NSFW, a new book by esteemed British fashion photographer Rankin, is a collection of nude photographs taken throughout his 25-year career. Labeled the “Erotic Greatest Hits” of his nude work, the 303-page hardcover book features provocative shots of models hitchhiking naked in the desert, dipped in silver metallic paint, and much more. And although the book is outright sexy, it’s Rankin’s intention to celebrate and empower the female form.
Uncategorized, by photographer Chi Modu, features 200 pages of previously unseen photos of Tupac Shakur from 1994 to 1996. What makes this book particularly special is that many of the photos are candid: In one image, Pac drinks a beer on a sunny afternoon, and in another, he laughs and hugs a friend. The book offers an up-close and personal look at who Tupac really was, and reminds us why we came to love him, and why we still miss him. “Tupac had a profound impact on so many people, and his appeal transcends race, class, age, and geography,” Modu says. “It’s time to celebrate his life and there’s no better way than to share these photos with the world.”
Commissary Kitchen: My Infamous Cookbook
Pick this one up for any Mobb Deep fan or friend who’s in trouble with the law. Commissary Kitchen is a cookbook of recipes that multi-platinum musician Prodigy improvised during his 3-and-a-half year stint in prison.

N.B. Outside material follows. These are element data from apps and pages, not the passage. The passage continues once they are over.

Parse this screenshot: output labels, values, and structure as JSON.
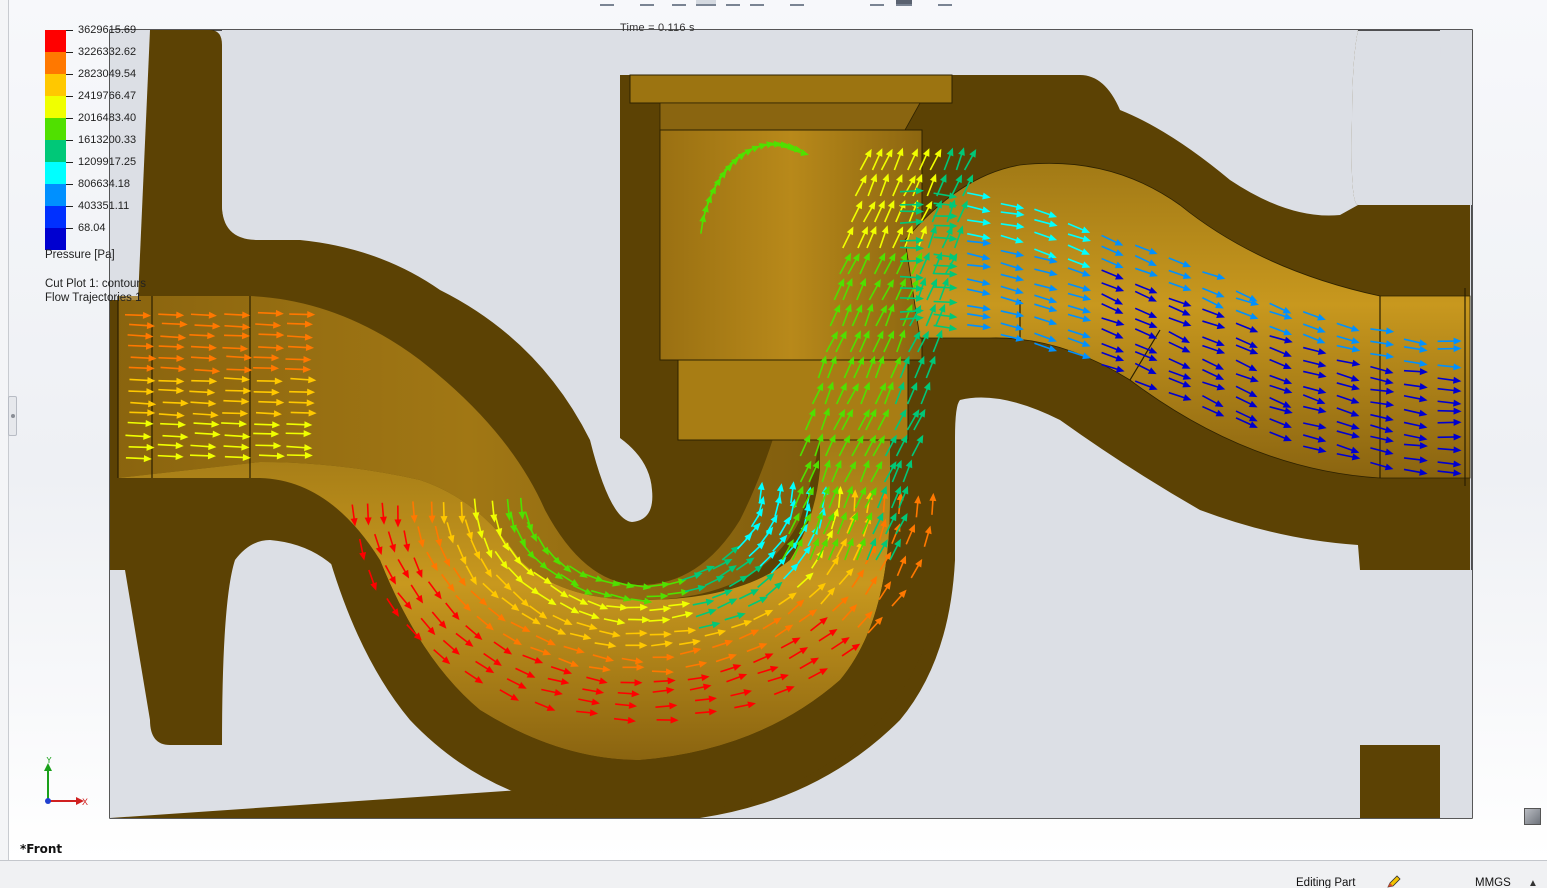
{
  "app": {
    "time_label": "Time = 0.116 s",
    "view_name": "*Front"
  },
  "legend": {
    "title": "Pressure [Pa]",
    "values": [
      "3629615.69",
      "3226332.62",
      "2823049.54",
      "2419766.47",
      "2016483.40",
      "1613200.33",
      "1209917.25",
      "806634.18",
      "403351.11",
      "68.04"
    ],
    "colors": [
      "#ff0000",
      "#ff7800",
      "#ffc800",
      "#f0ff00",
      "#50e000",
      "#00c878",
      "#00ffff",
      "#0090ff",
      "#0030ff",
      "#0000d0"
    ]
  },
  "plots": {
    "cut_plot": "Cut Plot 1: contours",
    "flow_trajectories": "Flow Trajectories 1"
  },
  "triad": {
    "y_label": "Y",
    "x_label": "X"
  },
  "status_bar": {
    "mode": "Editing Part",
    "units": "MMGS",
    "caret": "▲"
  },
  "icons": {
    "triad": "axis-triad-icon",
    "corner": "view-cube-icon",
    "status": "rebuild-pencil-icon"
  }
}
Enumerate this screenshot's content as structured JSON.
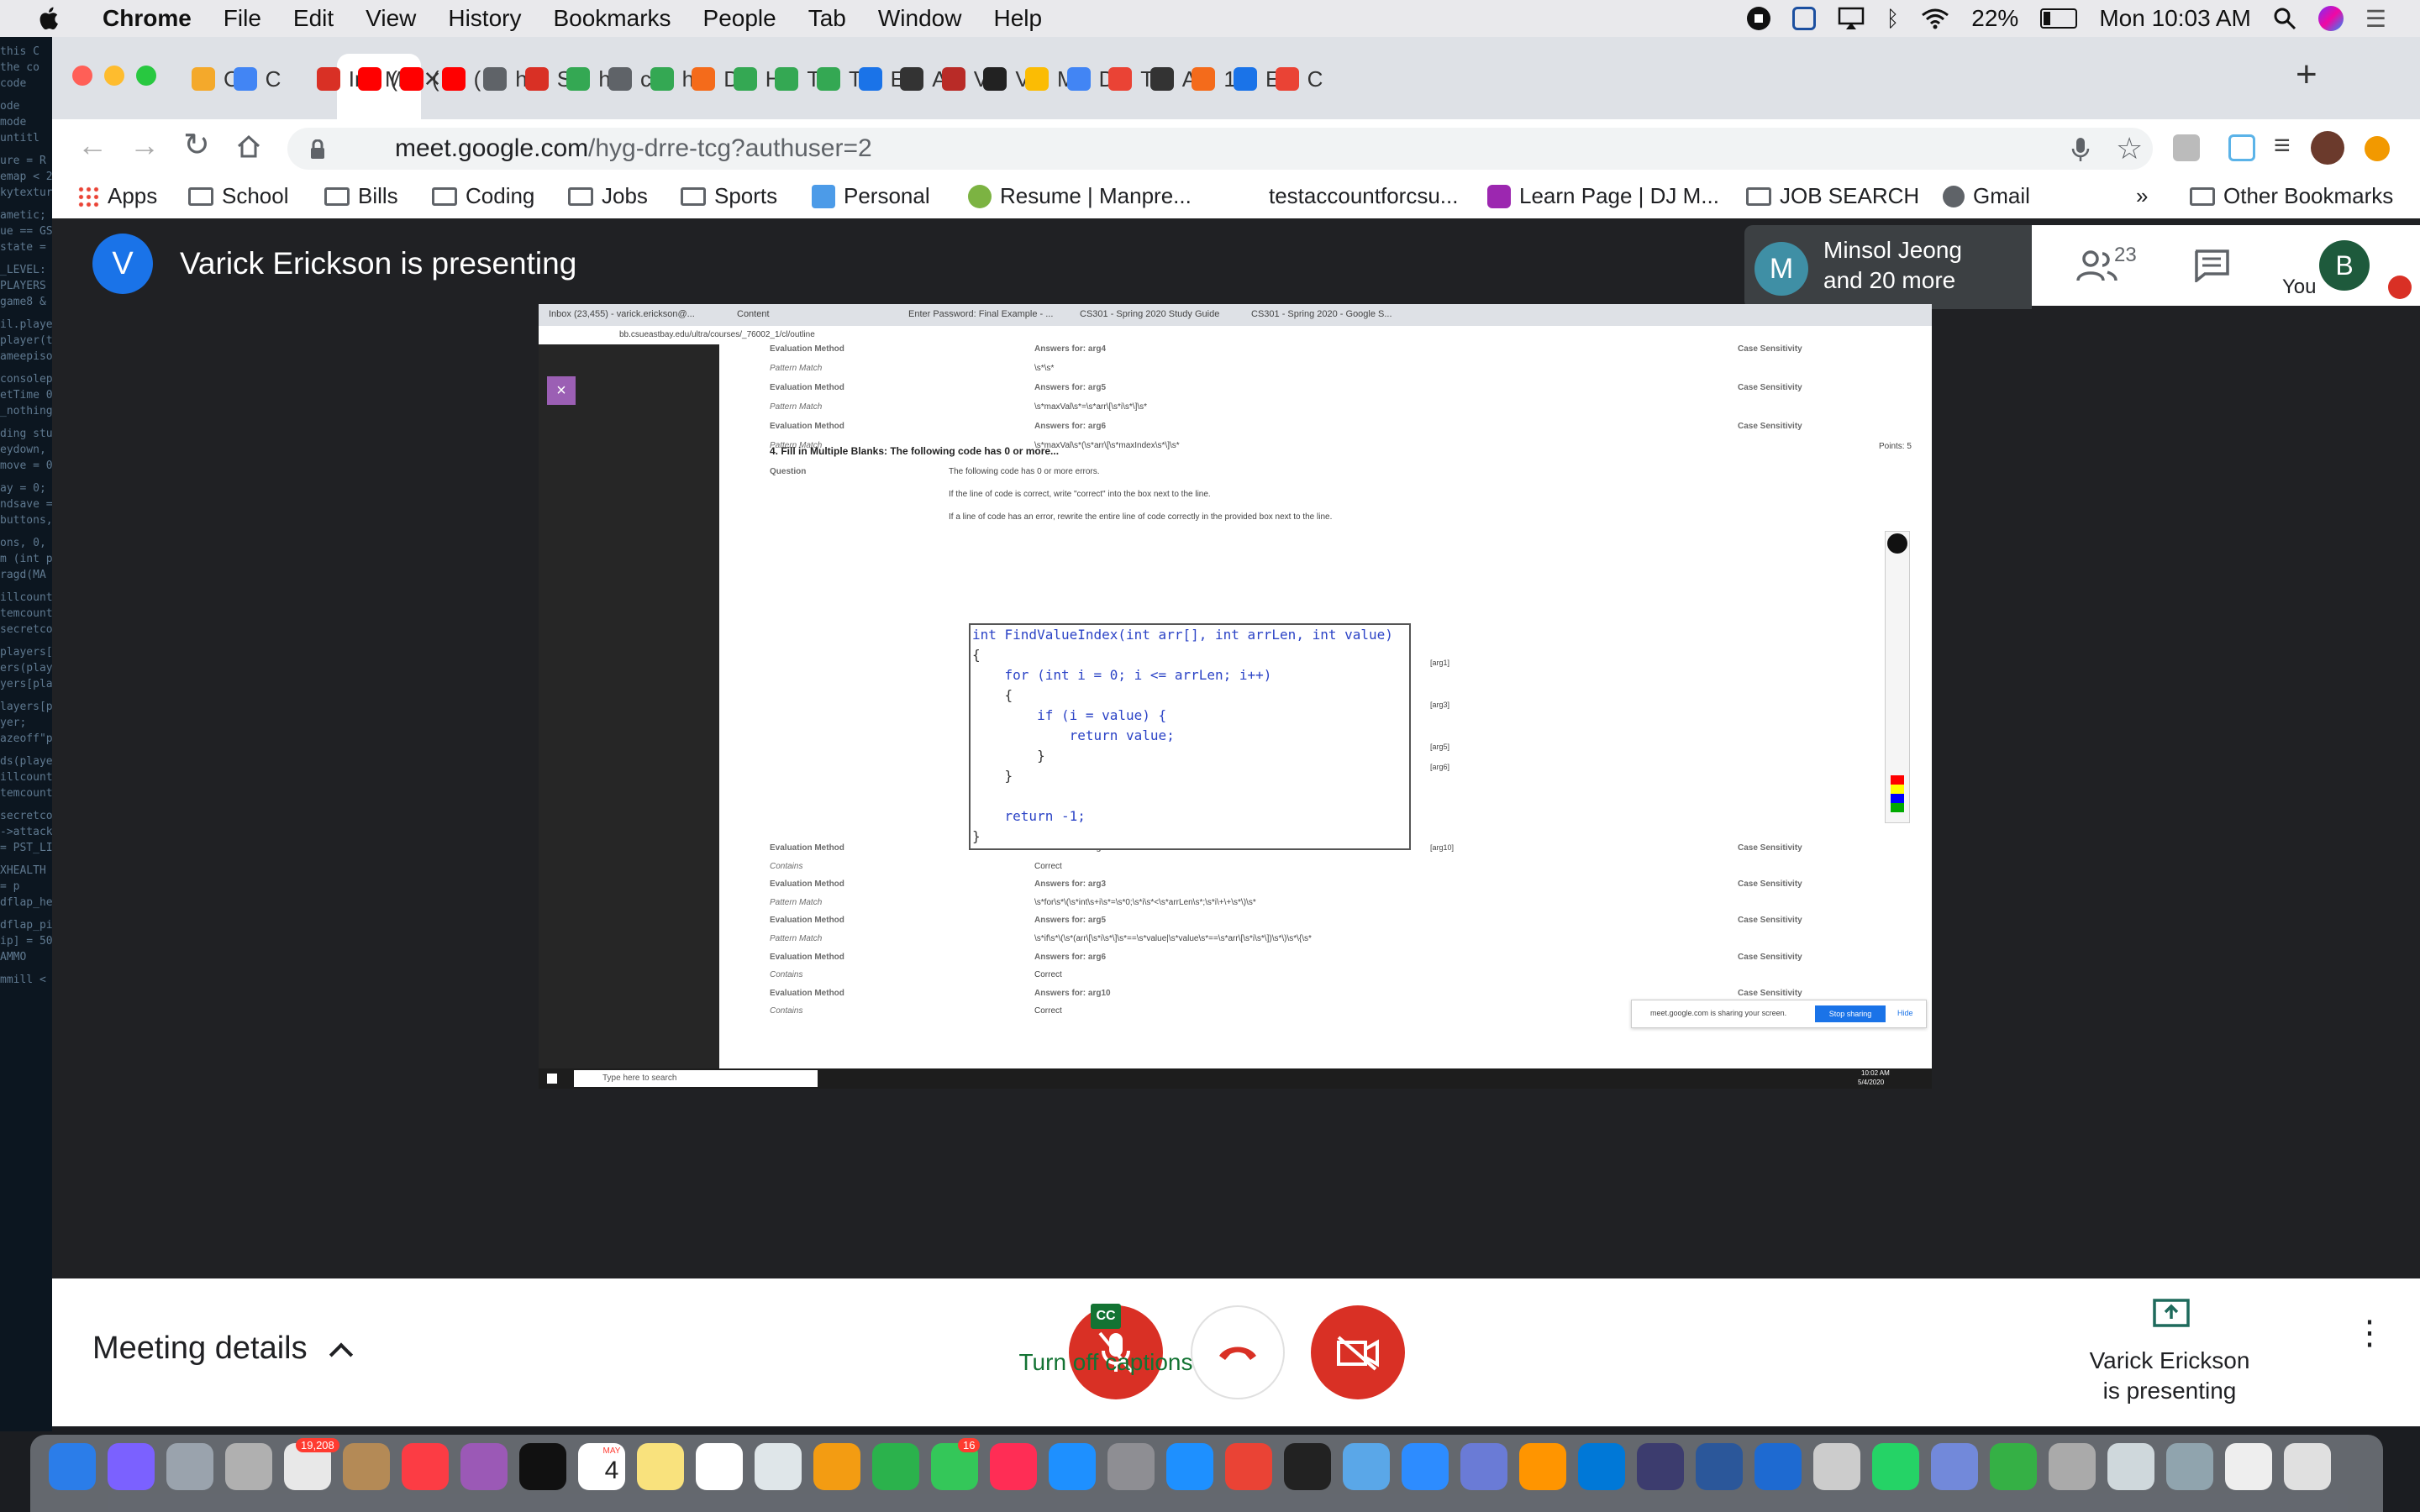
{
  "menubar": {
    "app_name": "Chrome",
    "items": [
      "File",
      "Edit",
      "View",
      "History",
      "Bookmarks",
      "People",
      "Tab",
      "Window",
      "Help"
    ],
    "battery": "22%",
    "clock": "Mon 10:03 AM"
  },
  "desktop_terminal_lines": [
    "this C",
    "the co",
    "code",
    "ode",
    "mode",
    "untitl",
    "ure = R",
    "emap < 2",
    "kytexture",
    "ametic;",
    "ue == GS",
    "state = -",
    "_LEVEL:",
    "PLAYERS",
    "game8 &",
    "il.player",
    "player(tl",
    "ameepiso",
    "consolepl",
    "etTime 0;",
    "_nothing",
    "ding stuff",
    "eydown, 0",
    "move = 0;",
    "ay = 0;",
    "ndsave =",
    "buttons, (",
    "ons, 0, s",
    "m (int pl",
    "ragd(MA",
    "illcount;",
    "temcount",
    "secretcou",
    "players[pl",
    "ers(playe",
    "yers[playe",
    "layers[pl",
    "yer;",
    "azeoff\"pl",
    "ds(player)",
    "illcount =",
    "temcount",
    "secretcou",
    "->attacke",
    "= PST_LI",
    "XHEALTH",
    "= p",
    "dflap_hea",
    "dflap_pis",
    "ip] = 50;",
    "AMMO",
    "mmill <"
  ],
  "browser": {
    "tabs": [
      {
        "label": "C",
        "color": "#f4a92b"
      },
      {
        "label": "C",
        "color": "#4285f4"
      },
      {
        "label": "M",
        "color": "#ffffff"
      },
      {
        "label": "Ir",
        "color": "#d93025"
      },
      {
        "label": "(",
        "color": "#ff0000"
      },
      {
        "label": "(",
        "color": "#ff0000"
      },
      {
        "label": "(",
        "color": "#ff0000"
      },
      {
        "label": "h",
        "color": "#5f6368"
      },
      {
        "label": "S",
        "color": "#d93025"
      },
      {
        "label": "h",
        "color": "#34a853"
      },
      {
        "label": "c",
        "color": "#5f6368"
      },
      {
        "label": "h",
        "color": "#34a853"
      },
      {
        "label": "D",
        "color": "#f46b1b"
      },
      {
        "label": "H",
        "color": "#34a853"
      },
      {
        "label": "T",
        "color": "#34a853"
      },
      {
        "label": "T",
        "color": "#34a853"
      },
      {
        "label": "E",
        "color": "#1a73e8"
      },
      {
        "label": "A",
        "color": "#333333"
      },
      {
        "label": "V",
        "color": "#b92b27"
      },
      {
        "label": "V",
        "color": "#222222"
      },
      {
        "label": "M",
        "color": "#fbbc04"
      },
      {
        "label": "D",
        "color": "#4285f4"
      },
      {
        "label": "T",
        "color": "#ea4335"
      },
      {
        "label": "A",
        "color": "#333333"
      },
      {
        "label": "1",
        "color": "#f46b1b"
      },
      {
        "label": "E",
        "color": "#1a73e8"
      },
      {
        "label": "C",
        "color": "#ea4335"
      }
    ],
    "url_host": "meet.google.com",
    "url_path": "/hyg-drre-tcg?authuser=2",
    "bookmarks": [
      "Apps",
      "School",
      "Bills",
      "Coding",
      "Jobs",
      "Sports",
      "Personal",
      "Resume | Manpre...",
      "testaccountforcsu...",
      "Learn Page | DJ M...",
      "JOB SEARCH",
      "Gmail"
    ],
    "overflow": "»",
    "other_bookmarks": "Other Bookmarks"
  },
  "meet": {
    "presenter_initial": "V",
    "presenting_text": "Varick Erickson is presenting",
    "participant_initial": "M",
    "participant_name": "Minsol Jeong",
    "participant_more": "and 20 more",
    "people_count": "23",
    "you_label": "You",
    "you_initial": "B",
    "meeting_details": "Meeting details",
    "captions_label": "Turn off captions",
    "captions_icon": "CC",
    "presenting_line1": "Varick Erickson",
    "presenting_line2": "is presenting"
  },
  "shared": {
    "tabs": [
      "Inbox (23,455) - varick.erickson@...",
      "Content",
      "Enter Password: Final Example - ...",
      "CS301 - Spring 2020 Study Guide",
      "CS301 - Spring 2020 - Google S..."
    ],
    "url": "bb.csueastbay.edu/ultra/courses/_76002_1/cl/outline",
    "upper_rows": [
      {
        "left": "Evaluation Method",
        "mid": "Answers for: arg4",
        "right": "Case Sensitivity"
      },
      {
        "left": "Pattern Match",
        "mid": "\\s*\\s*",
        "right": ""
      },
      {
        "left": "Evaluation Method",
        "mid": "Answers for: arg5",
        "right": "Case Sensitivity"
      },
      {
        "left": "Pattern Match",
        "mid": "\\s*maxVal\\s*=\\s*arr\\[\\s*i\\s*\\]\\s*",
        "right": ""
      },
      {
        "left": "Evaluation Method",
        "mid": "Answers for: arg6",
        "right": "Case Sensitivity"
      },
      {
        "left": "Pattern Match",
        "mid": "\\s*maxVal\\s*(\\s*arr\\[\\s*maxIndex\\s*\\]\\s*",
        "right": ""
      }
    ],
    "question_title": "4.  Fill in Multiple Blanks: The following code has 0 or more...",
    "points": "Points: 5",
    "question_label": "Question",
    "question_lines": [
      "The following code has 0 or more errors.",
      "If the line of code is correct, write \"correct\" into the box next to the line.",
      "If a line of code has an error, rewrite the entire line of code correctly in the provided box next to the line."
    ],
    "code_lines": [
      "int FindValueIndex(int arr[], int arrLen, int value)",
      "{",
      "    for (int i = 0; i <= arrLen; i++)",
      "    {",
      "        if (i = value) {",
      "            return value;",
      "        }",
      "    }",
      "",
      "    return -1;",
      "}"
    ],
    "arg_labels": [
      "[arg1]",
      "[arg3]",
      "[arg5]",
      "[arg6]",
      "[arg10]"
    ],
    "lower_rows": [
      {
        "left": "Evaluation Method",
        "mid": "Answers for: arg1",
        "right": "Case Sensitivity"
      },
      {
        "left": "Contains",
        "mid": "Correct",
        "right": ""
      },
      {
        "left": "Evaluation Method",
        "mid": "Answers for: arg3",
        "right": "Case Sensitivity"
      },
      {
        "left": "Pattern Match",
        "mid": "\\s*for\\s*\\(\\s*int\\s+i\\s*=\\s*0;\\s*i\\s*<\\s*arrLen\\s*;\\s*i\\+\\+\\s*\\)\\s*",
        "right": ""
      },
      {
        "left": "Evaluation Method",
        "mid": "Answers for: arg5",
        "right": "Case Sensitivity"
      },
      {
        "left": "Pattern Match",
        "mid": "\\s*if\\s*\\(\\s*(arr\\[\\s*i\\s*\\]\\s*==\\s*value|\\s*value\\s*==\\s*arr\\[\\s*i\\s*\\])\\s*\\)\\s*\\{\\s*",
        "right": ""
      },
      {
        "left": "Evaluation Method",
        "mid": "Answers for: arg6",
        "right": "Case Sensitivity"
      },
      {
        "left": "Contains",
        "mid": "Correct",
        "right": ""
      },
      {
        "left": "Evaluation Method",
        "mid": "Answers for: arg10",
        "right": "Case Sensitivity"
      },
      {
        "left": "Contains",
        "mid": "Correct",
        "right": ""
      }
    ],
    "sharing_notice": "meet.google.com is sharing your screen.",
    "stop_sharing": "Stop sharing",
    "hide": "Hide",
    "search_placeholder": "Type here to search",
    "time": "10:02 AM",
    "date": "5/4/2020"
  },
  "dock": {
    "badges": {
      "photos": "19,208",
      "messages": "16"
    },
    "calendar_month": "MAY",
    "calendar_day": "4"
  }
}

The ingredients for each recipe can be found in any prison’s commissary, and the collection includes “P’s Prison Potstickers” (made of elbow macaroni, a can of mixed vegetables, butter and hot sauce); “Don’t Try This at Home Prison Surprise” (ramen noodles, Doritos, canned fish and hot sauce); and “Prison Sangria” (apples, oranges, mixed fruit cups, bread, ketchup and sugar). As one clever reviewer on Amazon wrote, “Ain’t no such thing as halfway cooks.”